As in Essex, the state GOP is mounting a stiff fight in Camden County, supporting Democrat-turned-Republican William J. Simon in his bid to beat back the county Democratic machine and remain sheriff. The Republicans hope that a strong run by Simon can help pull some of the GOP freeholder candidates home to victory and rebuild the local Republican Party.
"He's the person we will build off of if he wins," Dean A. Armandroff, executive director of the state Republican Party, said in a recent interview. ''He brings money and workers to the party. He knows what he's doing."
Another target of the state GOP is the special election for Assembly in the 18th Legislative District, where Democrat Barbara Buono of Metuchen is challenging incumbent Republican Joanna Gregory-Scocchi. Once considered far out front, Gregory-Scocchi's campaign has been badly wounded by accusations that her employment agency has hired illegal immigrants.
The Republicans are heavily favored to win the special Assembly election in the Eighth District, situated chiefly in Burlington County, where incumbent Francis L. Bodine is facing Democrat Mary McKeon Stosuy.

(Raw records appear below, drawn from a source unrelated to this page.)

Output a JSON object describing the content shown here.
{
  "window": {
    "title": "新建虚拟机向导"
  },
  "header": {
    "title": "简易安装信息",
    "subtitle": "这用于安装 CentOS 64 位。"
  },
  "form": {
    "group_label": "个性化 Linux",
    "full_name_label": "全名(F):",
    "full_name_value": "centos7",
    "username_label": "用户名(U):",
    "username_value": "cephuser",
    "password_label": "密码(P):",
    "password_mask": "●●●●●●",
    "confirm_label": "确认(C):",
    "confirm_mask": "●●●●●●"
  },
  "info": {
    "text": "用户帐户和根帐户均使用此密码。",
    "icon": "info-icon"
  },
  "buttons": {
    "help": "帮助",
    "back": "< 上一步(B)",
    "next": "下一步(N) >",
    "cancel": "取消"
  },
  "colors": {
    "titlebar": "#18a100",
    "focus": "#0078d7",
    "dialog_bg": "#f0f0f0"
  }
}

This year's elections in New Jersey also defied early expectations that they would stand as somewhat of a referendum on Whitman's first year in office. Democrats, however, have generally refrained from attacking the governor because of her high poll ratings and the popularity of her tax cuts.
Whitman has campaigned for Republican candidates throughout the state, including Republican Assembly Speaker Garabed "Chuck" Haytaian, and helped them raise money in an attempt to solidify the GOP's base and to enhance her own 1997 re-election prospects. But most strategists believe she will not be hurt by individual Republican losses.
"This year amounts to a free play for her," said Steven A. Salmore, a Rutgers University political science professor and Republican consultant. "If Haytaian wins, she'll be able to claim some credit. If he doesn't, it won't hurt her because she wasn't an issue in the campaign."
Two of her potential Democratic gubernatorial opponents appear primed for relatively easy re-election victories. U.S. Reps. Robert E. Andrews and Robert G. Torricelli are fighting a battle of expectations as they position themselves for a possible run for governor in 1997.
Andrews, a Camden County Democrat seeking his third term, raised his political profile by capturing 67 percent of the vote two years ago. In the meantime, he has moved sharply to the right - if his votes at times belie his rhetoric - and has had a far easier time than had been expected against Gloucester County Sheriff James N. Hogan, whom Whitman recruited for this year's race.
Torricelli, a liberal from Bergen County, appears headed toward winning his seventh term in the House.
Anything approaching 60 percent of the vote would be considered solid wins for both Andrews and Torricelli.
The Democrats appear poised to lose their 20-year hold on the congressional seat in the Second District, where William J. Hughes' decision to retire cleared the way for a Republican comeback there.
With no incumbent to beat up on, LoBiondo, the GOP candidate, is running against Congress, arguing that the nation's business is being conducted by career politicians who are beholden to special interests. His reformist message includes support for term limits, a balanced-budget amendment and the line-item veto. He rarely mentions his opponent, Vineland lawyer Louis N. Magazzu, whose campaign has struggled desperately for money and a message.
Though confident of victory, LoBiondo and the state GOP want it to be decisive enough so that the Second District is viewed as a solid rather than marginal Republican area.
Farther north, in the other congressional race targeted by the Republicans, Democratic incumbent Klein is trying to hold on in the face of a fierce challenge from Martini, a member of the Passaic County freeholder board. Adopting the national Republican strategy, Martini is trying to link Klein, who won with 47 percent of the vote in a three-way race in 1992, as closely as he can to the policies of the Clinton administration.